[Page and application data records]
>>>>

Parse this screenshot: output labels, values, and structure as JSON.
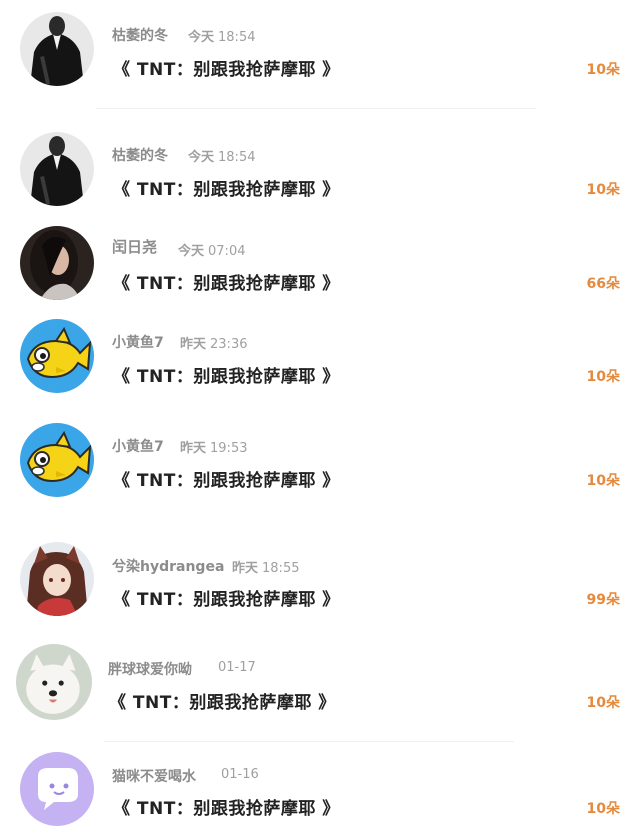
{
  "items": [
    {
      "username": "枯萎的冬",
      "day": "今天",
      "time": "18:54",
      "gift": "《 TNT：别跟我抢萨摩耶 》",
      "count": "10朵",
      "avatar": "avatar-dark-suit"
    },
    {
      "username": "枯萎的冬",
      "day": "今天",
      "time": "18:54",
      "gift": "《 TNT：别跟我抢萨摩耶 》",
      "count": "10朵",
      "avatar": "avatar-dark-suit"
    },
    {
      "username": "闰日尧",
      "day": "今天",
      "time": "07:04",
      "gift": "《 TNT：别跟我抢萨摩耶 》",
      "count": "66朵",
      "avatar": "avatar-girl-portrait"
    },
    {
      "username": "小黄鱼7",
      "day": "昨天",
      "time": "23:36",
      "gift": "《 TNT：别跟我抢萨摩耶 》",
      "count": "10朵",
      "avatar": "avatar-yellow-fish"
    },
    {
      "username": "小黄鱼7",
      "day": "昨天",
      "time": "19:53",
      "gift": "《 TNT：别跟我抢萨摩耶 》",
      "count": "10朵",
      "avatar": "avatar-yellow-fish"
    },
    {
      "username": "兮染hydrangea",
      "day": "昨天",
      "time": "18:55",
      "gift": "《 TNT：别跟我抢萨摩耶 》",
      "count": "99朵",
      "avatar": "avatar-anime-fox-girl"
    },
    {
      "username": "胖球球爱你呦",
      "day": "",
      "time": "01-17",
      "gift": "《 TNT：别跟我抢萨摩耶 》",
      "count": "10朵",
      "avatar": "avatar-white-dog"
    },
    {
      "username": "猫咪不爱喝水",
      "day": "",
      "time": "01-16",
      "gift": "《 TNT：别跟我抢萨摩耶 》",
      "count": "10朵",
      "avatar": "avatar-purple-chat-bubble"
    }
  ],
  "colors": {
    "username": "#8c8c8c",
    "time": "#a0a0a0",
    "gift": "#222222",
    "count": "#e58a3c",
    "divider": "#f0f0f0"
  }
}
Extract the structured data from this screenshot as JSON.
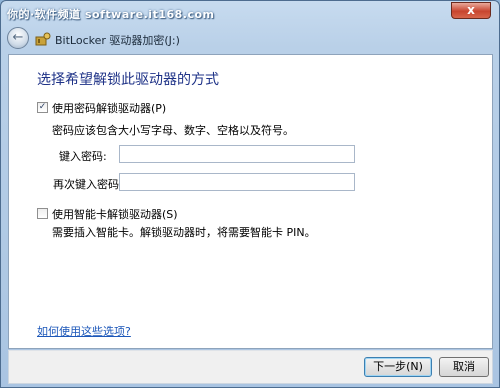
{
  "watermark": "你的·软件频道 software.it168.com",
  "titlebar": {
    "close_label": "x"
  },
  "nav": {
    "back_icon": "back-arrow-icon",
    "app_icon": "bitlocker-key-icon",
    "title": "BitLocker 驱动器加密(J:)"
  },
  "main": {
    "heading": "选择希望解锁此驱动器的方式",
    "password_option": {
      "label": "使用密码解锁驱动器(P)",
      "checked": true,
      "description": "密码应该包含大小写字母、数字、空格以及符号。"
    },
    "fields": [
      {
        "label": "键入密码:",
        "value": ""
      },
      {
        "label": "再次键入密码:",
        "value": ""
      }
    ],
    "smartcard_option": {
      "label": "使用智能卡解锁驱动器(S)",
      "checked": false,
      "description": "需要插入智能卡。解锁驱动器时，将需要智能卡 PIN。"
    },
    "help_link": "如何使用这些选项?"
  },
  "footer": {
    "next_label": "下一步(N)",
    "cancel_label": "取消"
  },
  "colors": {
    "heading": "#1e3287",
    "link": "#1c57b9",
    "close": "#c8452f"
  }
}
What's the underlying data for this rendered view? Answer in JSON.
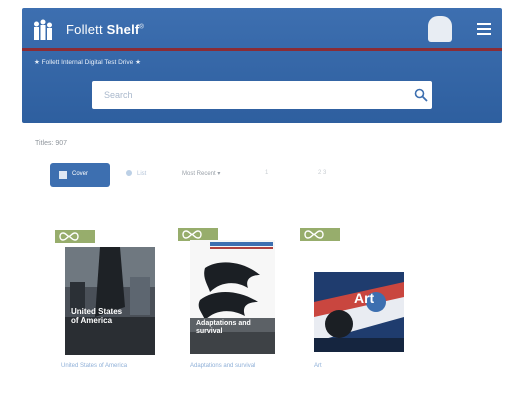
{
  "header": {
    "brand_regular": "Follett",
    "brand_bold": "Shelf",
    "trademark": "®",
    "collection_name": "★ Follett Internal Digital Test Drive ★"
  },
  "search": {
    "placeholder": "Search"
  },
  "results": {
    "titles_count": "Titles: 907"
  },
  "view": {
    "cover_label": "Cover",
    "list_label": "List",
    "sort_label": "Most Recent ▾",
    "pager_a": "1",
    "pager_b": "2 3"
  },
  "books": [
    {
      "title": "United States of America",
      "cover_text": "United States of America",
      "format": "audio-ebook"
    },
    {
      "title": "Adaptations and survival",
      "cover_text": "Adaptations and survival",
      "format": "audio-ebook"
    },
    {
      "title": "Art",
      "cover_text": "Art",
      "format": "audio-ebook"
    }
  ],
  "colors": {
    "header_blue": "#3d6fb0",
    "accent_red": "#8a2c35",
    "badge_green": "#97ad6c",
    "link_blue": "#8fb0d8"
  },
  "icons": {
    "logo": "people-icon",
    "search": "search-icon",
    "menu": "hamburger-icon",
    "badge": "infinity-icon"
  }
}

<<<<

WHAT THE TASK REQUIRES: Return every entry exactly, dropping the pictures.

EXERCISE RESPONSE:
Parse this screenshot: output labels, values, and structure as JSON.
{
  "items": [
    {
      "username": "枯萎的冬",
      "day": "今天",
      "time": "18:54",
      "gift": "《 TNT：别跟我抢萨摩耶 》",
      "count": "10朵",
      "avatar": "avatar-dark-suit"
    },
    {
      "username": "枯萎的冬",
      "day": "今天",
      "time": "18:54",
      "gift": "《 TNT：别跟我抢萨摩耶 》",
      "count": "10朵",
      "avatar": "avatar-dark-suit"
    },
    {
      "username": "闰日尧",
      "day": "今天",
      "time": "07:04",
      "gift": "《 TNT：别跟我抢萨摩耶 》",
      "count": "66朵",
      "avatar": "avatar-girl-portrait"
    },
    {
      "username": "小黄鱼7",
      "day": "昨天",
      "time": "23:36",
      "gift": "《 TNT：别跟我抢萨摩耶 》",
      "count": "10朵",
      "avatar": "avatar-yellow-fish"
    },
    {
      "username": "小黄鱼7",
      "day": "昨天",
      "time": "19:53",
      "gift": "《 TNT：别跟我抢萨摩耶 》",
      "count": "10朵",
      "avatar": "avatar-yellow-fish"
    },
    {
      "username": "兮染hydrangea",
      "day": "昨天",
      "time": "18:55",
      "gift": "《 TNT：别跟我抢萨摩耶 》",
      "count": "99朵",
      "avatar": "avatar-anime-fox-girl"
    },
    {
      "username": "胖球球爱你呦",
      "day": "",
      "time": "01-17",
      "gift": "《 TNT：别跟我抢萨摩耶 》",
      "count": "10朵",
      "avatar": "avatar-white-dog"
    },
    {
      "username": "猫咪不爱喝水",
      "day": "",
      "time": "01-16",
      "gift": "《 TNT：别跟我抢萨摩耶 》",
      "count": "10朵",
      "avatar": "avatar-purple-chat-bubble"
    }
  ],
  "colors": {
    "username": "#8c8c8c",
    "time": "#a0a0a0",
    "gift": "#222222",
    "count": "#e58a3c",
    "divider": "#f0f0f0"
  }
}
Extract the structured data from this screenshot as JSON.
{
  "watermark": "你的·软件频道 software.it168.com",
  "titlebar": {
    "close_label": "x"
  },
  "nav": {
    "back_icon": "back-arrow-icon",
    "app_icon": "bitlocker-key-icon",
    "title": "BitLocker 驱动器加密(J:)"
  },
  "main": {
    "heading": "选择希望解锁此驱动器的方式",
    "password_option": {
      "label": "使用密码解锁驱动器(P)",
      "checked": true,
      "description": "密码应该包含大小写字母、数字、空格以及符号。"
    },
    "fields": [
      {
        "label": "键入密码:",
        "value": ""
      },
      {
        "label": "再次键入密码:",
        "value": ""
      }
    ],
    "smartcard_option": {
      "label": "使用智能卡解锁驱动器(S)",
      "checked": false,
      "description": "需要插入智能卡。解锁驱动器时，将需要智能卡 PIN。"
    },
    "help_link": "如何使用这些选项?"
  },
  "footer": {
    "next_label": "下一步(N)",
    "cancel_label": "取消"
  },
  "colors": {
    "heading": "#1e3287",
    "link": "#1c57b9",
    "close": "#c8452f"
  }
}
What's the underlying data for this rendered view? Answer in JSON.
{
  "header": {
    "brand_regular": "Follett",
    "brand_bold": "Shelf",
    "trademark": "®",
    "collection_name": "★ Follett Internal Digital Test Drive ★"
  },
  "search": {
    "placeholder": "Search"
  },
  "results": {
    "titles_count": "Titles: 907"
  },
  "view": {
    "cover_label": "Cover",
    "list_label": "List",
    "sort_label": "Most Recent ▾",
    "pager_a": "1",
    "pager_b": "2 3"
  },
  "books": [
    {
      "title": "United States of America",
      "cover_text": "United States of America",
      "format": "audio-ebook"
    },
    {
      "title": "Adaptations and survival",
      "cover_text": "Adaptations and survival",
      "format": "audio-ebook"
    },
    {
      "title": "Art",
      "cover_text": "Art",
      "format": "audio-ebook"
    }
  ],
  "colors": {
    "header_blue": "#3d6fb0",
    "accent_red": "#8a2c35",
    "badge_green": "#97ad6c",
    "link_blue": "#8fb0d8"
  },
  "icons": {
    "logo": "people-icon",
    "search": "search-icon",
    "menu": "hamburger-icon",
    "badge": "infinity-icon"
  }
}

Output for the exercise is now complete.